You can check your system version by heading on over to Settings, then About Phone, and you should find the Android version here - you'd need to be on a pretty old phone to be locked to Android 5 or earlier, though.
To get some of the individual features, you'll likely need to update your apps that they're part of. Google has yet to reveal exact roll out dates for any of these features, but expect them in the coming weeks and months.
New Android phone features
Perhaps the most useful new Android phone feature is the ability to 'star' texts in the Messages app, to save them for later, which will be great for remembering information you're sent without resorting to the old screenshot trick.
Another communication feature is an update to Emoji Kitchen, a pre-existing Android feature that lets you mash up emoji, so you can send custom and more specific emoticons to people. Now, the Gboard keyboard will automatically mash up custom emoji based on your message and suggest them to you.
Android Auto is getting some big upgrades too, including electric vehicle charging and parking apps to help you find a charging point, easier navigation and the ability to customize the dashboard from your phone.
If you're a fan of using the Google Assistant, you'll now not only be able to open apps with it, but also trigger certain functions in the apps, like starting a run on Strava or paying a bill on your bank app.
Now from the useful functions to the potentially life-saving ones. First, the earthquake alerts system is rolling out to more countries. This feature alerts you if an earthquake is about to hit your region, giving you valuable time to react - it's available in a few places already, but is launching in more regions too, starting with the more vulnerable areas.
Finally, Android's Voice Access mode for people with motor disabilities is getting some improvements. You'll now be able to make sure the function only works when you're looking at the screen (with gaze detection), and password input has improved so you can more readily specify capital letters and symbols.

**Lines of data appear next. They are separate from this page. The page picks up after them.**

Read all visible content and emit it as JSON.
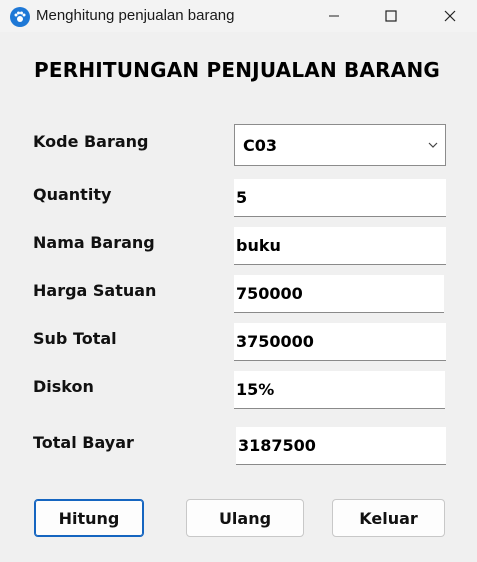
{
  "window": {
    "title": "Menghitung penjualan barang",
    "accent": "#1565c0"
  },
  "form": {
    "heading": "PERHITUNGAN PENJUALAN BARANG",
    "fields": {
      "kode_barang": {
        "label": "Kode Barang",
        "value": "C03"
      },
      "quantity": {
        "label": "Quantity",
        "value": "5"
      },
      "nama_barang": {
        "label": "Nama Barang",
        "value": "buku"
      },
      "harga_satuan": {
        "label": "Harga Satuan",
        "value": "750000"
      },
      "sub_total": {
        "label": "Sub Total",
        "value": "3750000"
      },
      "diskon": {
        "label": "Diskon",
        "value": "15%"
      },
      "total_bayar": {
        "label": "Total Bayar",
        "value": "3187500"
      }
    }
  },
  "buttons": {
    "hitung": "Hitung",
    "ulang": "Ulang",
    "keluar": "Keluar"
  },
  "icons": {
    "app": "paw-icon",
    "minimize": "minimize-icon",
    "maximize": "maximize-icon",
    "close": "close-icon",
    "dropdown": "chevron-down-icon"
  }
}
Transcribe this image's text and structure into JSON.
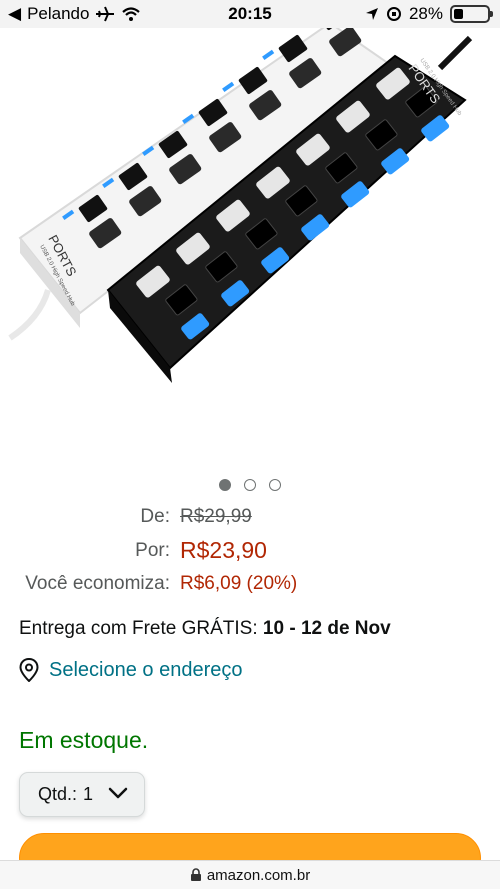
{
  "status_bar": {
    "carrier": "Pelando",
    "time": "20:15",
    "battery": "28%",
    "battery_level": 0.28
  },
  "product_image": {
    "white_hub_label": "PORTS",
    "white_hub_sublabel": "USB 2.0 High Speed Hub",
    "black_hub_label": "PORTS",
    "black_hub_sublabel": "USB 2.0 High Speed Hub"
  },
  "carousel": {
    "count": 3,
    "active_index": 0
  },
  "price": {
    "list_label": "De:",
    "list_price": "R$29,99",
    "sale_label": "Por:",
    "sale_price": "R$23,90",
    "savings_label": "Você economiza:",
    "savings_value": "R$6,09 (20%)"
  },
  "delivery": {
    "prefix": "Entrega com Frete GRÁTIS:",
    "dates": "10 - 12 de Nov"
  },
  "address": {
    "link": "Selecione o endereço"
  },
  "stock": {
    "text": "Em estoque."
  },
  "quantity": {
    "label": "Qtd.:",
    "value": "1"
  },
  "browser": {
    "url": "amazon.com.br"
  },
  "colors": {
    "price_red": "#b12704",
    "link_teal": "#007185",
    "stock_green": "#007600",
    "buy_button": "#ffa41c",
    "hub_led_blue": "#2f9bff"
  }
}
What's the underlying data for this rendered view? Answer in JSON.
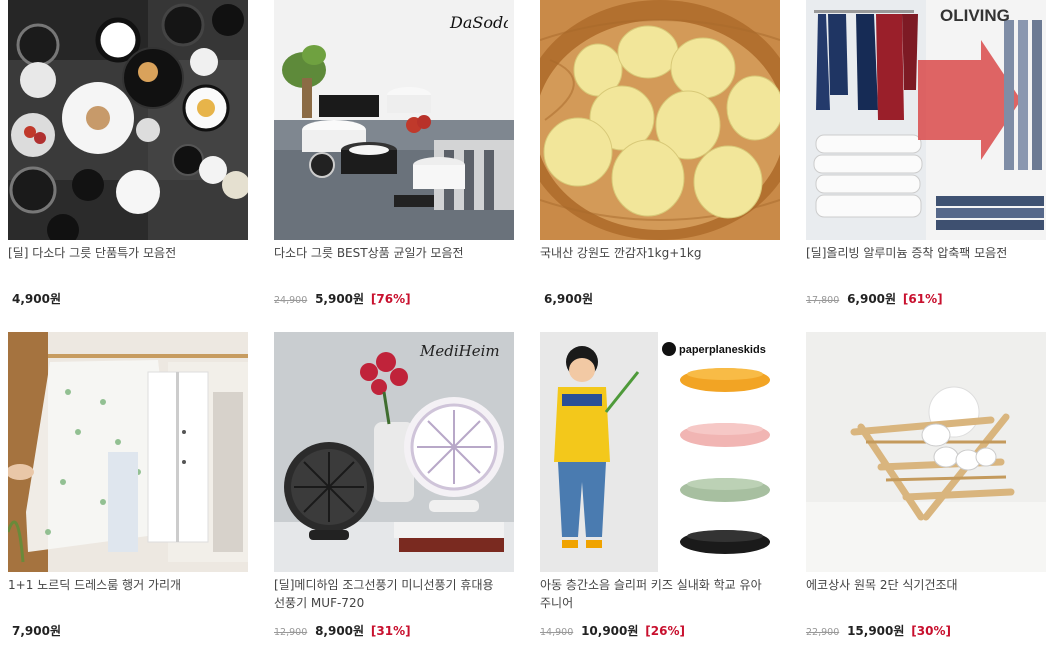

So that's a wide range of new Android features, and while it's unlikely that you'll be completely blown away by every single new addition, there's probably at least a few new tools that you'll find useful.